    Huggins said she feels a mix of emotions and a flood of memories when she looks back on those formative years. 

    Her husband, party leader John Huggins, was shot and killed on the UCLA campus in 1969. Shortly after, she and party co-founder Bobby Seale were arrested and charged with conspiracy. The jury deadlocked and a judge threw out the charges. 

    "That's in there alongside the joy of being the director of the Oakland Community School. It was a tuition-free, community-based, child-centered elementary school in East Oakland," she said. "That makes me happy, when I see children who are blossoming."

    The school was an oasis for her and for young people and families, she said. 

    While she was jailed for two years and separated from her infant daughter, Huggins taught herself to meditate, a practice that has sustained her ever since.

    "We worked 19-hour days. Of course, we were very young. But we didn't take very good care of ourselves," she said. "The Black Lives Mattersactivists are taking better care of themselves as they put themselves on the front lines of change.
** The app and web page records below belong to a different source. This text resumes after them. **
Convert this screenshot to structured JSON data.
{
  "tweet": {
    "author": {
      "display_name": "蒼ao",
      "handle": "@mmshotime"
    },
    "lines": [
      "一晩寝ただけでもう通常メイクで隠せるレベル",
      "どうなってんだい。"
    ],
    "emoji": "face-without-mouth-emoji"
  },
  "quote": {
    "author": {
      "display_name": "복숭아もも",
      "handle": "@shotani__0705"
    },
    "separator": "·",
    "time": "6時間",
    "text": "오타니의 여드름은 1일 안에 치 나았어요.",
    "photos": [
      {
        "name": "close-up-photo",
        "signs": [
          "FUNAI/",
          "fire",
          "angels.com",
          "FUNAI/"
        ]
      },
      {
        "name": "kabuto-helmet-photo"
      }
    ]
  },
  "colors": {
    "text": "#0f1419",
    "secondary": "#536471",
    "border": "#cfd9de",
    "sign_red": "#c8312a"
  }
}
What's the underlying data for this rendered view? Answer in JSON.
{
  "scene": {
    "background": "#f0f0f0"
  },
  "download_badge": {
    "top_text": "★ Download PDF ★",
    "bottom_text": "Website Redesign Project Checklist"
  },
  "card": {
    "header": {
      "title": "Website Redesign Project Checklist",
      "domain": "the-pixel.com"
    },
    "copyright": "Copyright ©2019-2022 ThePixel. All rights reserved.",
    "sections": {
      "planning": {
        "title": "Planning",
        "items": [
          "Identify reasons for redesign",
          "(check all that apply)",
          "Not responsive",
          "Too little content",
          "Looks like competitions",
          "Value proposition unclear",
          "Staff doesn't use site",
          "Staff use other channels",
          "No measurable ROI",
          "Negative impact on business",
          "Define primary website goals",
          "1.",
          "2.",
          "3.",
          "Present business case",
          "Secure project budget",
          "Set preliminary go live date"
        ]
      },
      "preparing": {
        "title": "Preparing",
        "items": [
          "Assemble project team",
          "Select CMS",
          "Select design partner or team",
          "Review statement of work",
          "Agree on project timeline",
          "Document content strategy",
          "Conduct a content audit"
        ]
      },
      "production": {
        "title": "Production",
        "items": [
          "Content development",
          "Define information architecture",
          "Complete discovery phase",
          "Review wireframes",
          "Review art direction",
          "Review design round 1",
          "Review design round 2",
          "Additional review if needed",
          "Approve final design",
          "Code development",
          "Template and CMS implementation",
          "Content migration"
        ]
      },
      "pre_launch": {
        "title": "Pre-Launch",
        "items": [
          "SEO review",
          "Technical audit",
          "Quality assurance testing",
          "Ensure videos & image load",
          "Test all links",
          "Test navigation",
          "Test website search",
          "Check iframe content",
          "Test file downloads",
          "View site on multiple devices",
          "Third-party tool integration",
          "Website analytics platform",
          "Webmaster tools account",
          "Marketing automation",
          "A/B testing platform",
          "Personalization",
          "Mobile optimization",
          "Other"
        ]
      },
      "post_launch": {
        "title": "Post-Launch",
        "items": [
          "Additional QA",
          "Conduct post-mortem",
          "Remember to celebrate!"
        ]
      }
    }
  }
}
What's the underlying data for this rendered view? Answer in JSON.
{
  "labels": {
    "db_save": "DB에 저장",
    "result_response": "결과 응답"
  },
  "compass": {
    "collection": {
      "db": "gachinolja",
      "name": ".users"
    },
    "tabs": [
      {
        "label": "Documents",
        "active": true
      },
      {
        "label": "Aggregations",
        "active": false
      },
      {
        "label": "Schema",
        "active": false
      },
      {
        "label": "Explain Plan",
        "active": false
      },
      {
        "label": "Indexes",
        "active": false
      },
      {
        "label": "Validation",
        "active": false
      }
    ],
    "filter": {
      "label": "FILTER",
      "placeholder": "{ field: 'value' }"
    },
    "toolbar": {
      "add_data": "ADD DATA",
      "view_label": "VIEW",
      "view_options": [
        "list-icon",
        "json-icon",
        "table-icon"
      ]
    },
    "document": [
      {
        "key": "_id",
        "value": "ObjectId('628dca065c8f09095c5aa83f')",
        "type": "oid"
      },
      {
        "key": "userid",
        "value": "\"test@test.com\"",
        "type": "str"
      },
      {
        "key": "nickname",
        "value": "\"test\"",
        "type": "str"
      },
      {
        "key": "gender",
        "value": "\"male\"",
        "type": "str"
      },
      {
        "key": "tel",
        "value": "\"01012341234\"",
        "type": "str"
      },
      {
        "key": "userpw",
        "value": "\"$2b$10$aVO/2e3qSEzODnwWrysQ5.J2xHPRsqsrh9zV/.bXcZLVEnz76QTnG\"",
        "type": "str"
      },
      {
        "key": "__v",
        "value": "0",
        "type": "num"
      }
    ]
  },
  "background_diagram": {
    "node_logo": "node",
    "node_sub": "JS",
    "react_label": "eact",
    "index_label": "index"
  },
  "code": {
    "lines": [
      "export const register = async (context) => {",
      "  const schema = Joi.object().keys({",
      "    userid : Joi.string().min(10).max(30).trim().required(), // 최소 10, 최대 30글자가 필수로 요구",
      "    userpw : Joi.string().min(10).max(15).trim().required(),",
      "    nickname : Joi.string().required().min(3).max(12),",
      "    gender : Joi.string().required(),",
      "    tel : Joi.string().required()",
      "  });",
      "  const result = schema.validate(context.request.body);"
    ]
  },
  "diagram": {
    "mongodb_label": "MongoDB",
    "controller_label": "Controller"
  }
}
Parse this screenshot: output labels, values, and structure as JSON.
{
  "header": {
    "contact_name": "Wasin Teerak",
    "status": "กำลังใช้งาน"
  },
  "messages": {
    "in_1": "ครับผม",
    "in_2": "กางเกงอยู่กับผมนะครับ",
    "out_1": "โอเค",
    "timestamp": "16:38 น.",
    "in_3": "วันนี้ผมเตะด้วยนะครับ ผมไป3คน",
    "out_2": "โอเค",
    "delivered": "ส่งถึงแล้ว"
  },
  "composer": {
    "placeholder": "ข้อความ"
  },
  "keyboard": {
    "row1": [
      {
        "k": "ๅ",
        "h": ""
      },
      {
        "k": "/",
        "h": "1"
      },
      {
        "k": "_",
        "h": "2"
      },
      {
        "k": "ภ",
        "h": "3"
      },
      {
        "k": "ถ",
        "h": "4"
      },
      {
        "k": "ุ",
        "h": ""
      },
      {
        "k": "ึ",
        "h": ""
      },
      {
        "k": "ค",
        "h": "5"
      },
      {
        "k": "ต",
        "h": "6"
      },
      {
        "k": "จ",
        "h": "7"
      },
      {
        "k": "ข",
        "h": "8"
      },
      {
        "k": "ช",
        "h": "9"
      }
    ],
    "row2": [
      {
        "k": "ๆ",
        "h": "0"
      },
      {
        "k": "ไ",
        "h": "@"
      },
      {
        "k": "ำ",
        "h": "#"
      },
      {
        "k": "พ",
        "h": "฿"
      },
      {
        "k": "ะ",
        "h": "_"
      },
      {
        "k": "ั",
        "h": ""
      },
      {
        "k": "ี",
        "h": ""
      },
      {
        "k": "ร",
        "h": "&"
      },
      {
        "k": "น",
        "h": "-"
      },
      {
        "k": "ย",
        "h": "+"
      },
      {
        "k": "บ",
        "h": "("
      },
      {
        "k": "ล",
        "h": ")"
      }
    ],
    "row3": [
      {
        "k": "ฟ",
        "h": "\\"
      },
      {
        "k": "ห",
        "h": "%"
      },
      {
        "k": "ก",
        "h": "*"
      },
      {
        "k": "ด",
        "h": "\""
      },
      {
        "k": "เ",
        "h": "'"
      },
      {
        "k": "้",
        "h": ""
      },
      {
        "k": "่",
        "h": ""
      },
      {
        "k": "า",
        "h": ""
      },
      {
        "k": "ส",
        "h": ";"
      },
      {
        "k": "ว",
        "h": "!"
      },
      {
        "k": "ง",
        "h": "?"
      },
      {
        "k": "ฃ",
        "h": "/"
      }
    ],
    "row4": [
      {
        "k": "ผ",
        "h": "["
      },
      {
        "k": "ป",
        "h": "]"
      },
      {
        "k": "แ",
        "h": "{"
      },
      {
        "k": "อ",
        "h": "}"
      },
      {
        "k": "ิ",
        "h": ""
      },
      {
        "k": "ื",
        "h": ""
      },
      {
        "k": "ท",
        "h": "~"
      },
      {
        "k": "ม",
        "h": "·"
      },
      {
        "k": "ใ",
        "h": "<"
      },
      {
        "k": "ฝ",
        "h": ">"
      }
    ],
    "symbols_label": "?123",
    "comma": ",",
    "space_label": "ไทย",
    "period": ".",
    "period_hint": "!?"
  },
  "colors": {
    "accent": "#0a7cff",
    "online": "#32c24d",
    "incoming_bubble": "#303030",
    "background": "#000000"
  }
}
And I'm really happy to see that."
    To Huggins, watching a new, "heartfelt" movement spring up in the wake of police shooting of young men, means her efforts are bearing fruit.
    Her advice to today's generation of activists is to do everything with love, to ask people what they need.
    "Every single community service program that we started came from that love for people, not hatred of anyone, not reaction to anyone," she said. "If we forget love -- which is the reason why we put movements into flow -- if we forget, we just need to remember."

    Contact Raquel Maria Dillon: raquel.dillon@nbcuni.com and @RaquelMDillon